- **Material provided**:

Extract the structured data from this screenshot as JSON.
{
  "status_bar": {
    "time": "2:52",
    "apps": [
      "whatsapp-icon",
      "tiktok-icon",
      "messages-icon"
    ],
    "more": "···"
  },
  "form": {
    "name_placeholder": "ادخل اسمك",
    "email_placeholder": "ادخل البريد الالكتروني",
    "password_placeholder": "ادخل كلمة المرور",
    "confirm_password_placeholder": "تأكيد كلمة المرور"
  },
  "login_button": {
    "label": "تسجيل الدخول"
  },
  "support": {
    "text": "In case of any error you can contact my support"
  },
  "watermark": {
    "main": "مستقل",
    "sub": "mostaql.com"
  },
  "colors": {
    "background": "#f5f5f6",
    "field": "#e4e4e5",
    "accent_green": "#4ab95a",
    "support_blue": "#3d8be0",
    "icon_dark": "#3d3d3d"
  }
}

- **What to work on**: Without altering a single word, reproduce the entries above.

- **Output**:
Extract the structured data from this screenshot as JSON.
{
  "status_bar": {
    "time": "2:52",
    "apps": [
      "whatsapp-icon",
      "tiktok-icon",
      "messages-icon"
    ],
    "more": "···"
  },
  "form": {
    "name_placeholder": "ادخل اسمك",
    "email_placeholder": "ادخل البريد الالكتروني",
    "password_placeholder": "ادخل كلمة المرور",
    "confirm_password_placeholder": "تأكيد كلمة المرور"
  },
  "login_button": {
    "label": "تسجيل الدخول"
  },
  "support": {
    "text": "In case of any error you can contact my support"
  },
  "watermark": {
    "main": "مستقل",
    "sub": "mostaql.com"
  },
  "colors": {
    "background": "#f5f5f6",
    "field": "#e4e4e5",
    "accent_green": "#4ab95a",
    "support_blue": "#3d8be0",
    "icon_dark": "#3d3d3d"
  }
}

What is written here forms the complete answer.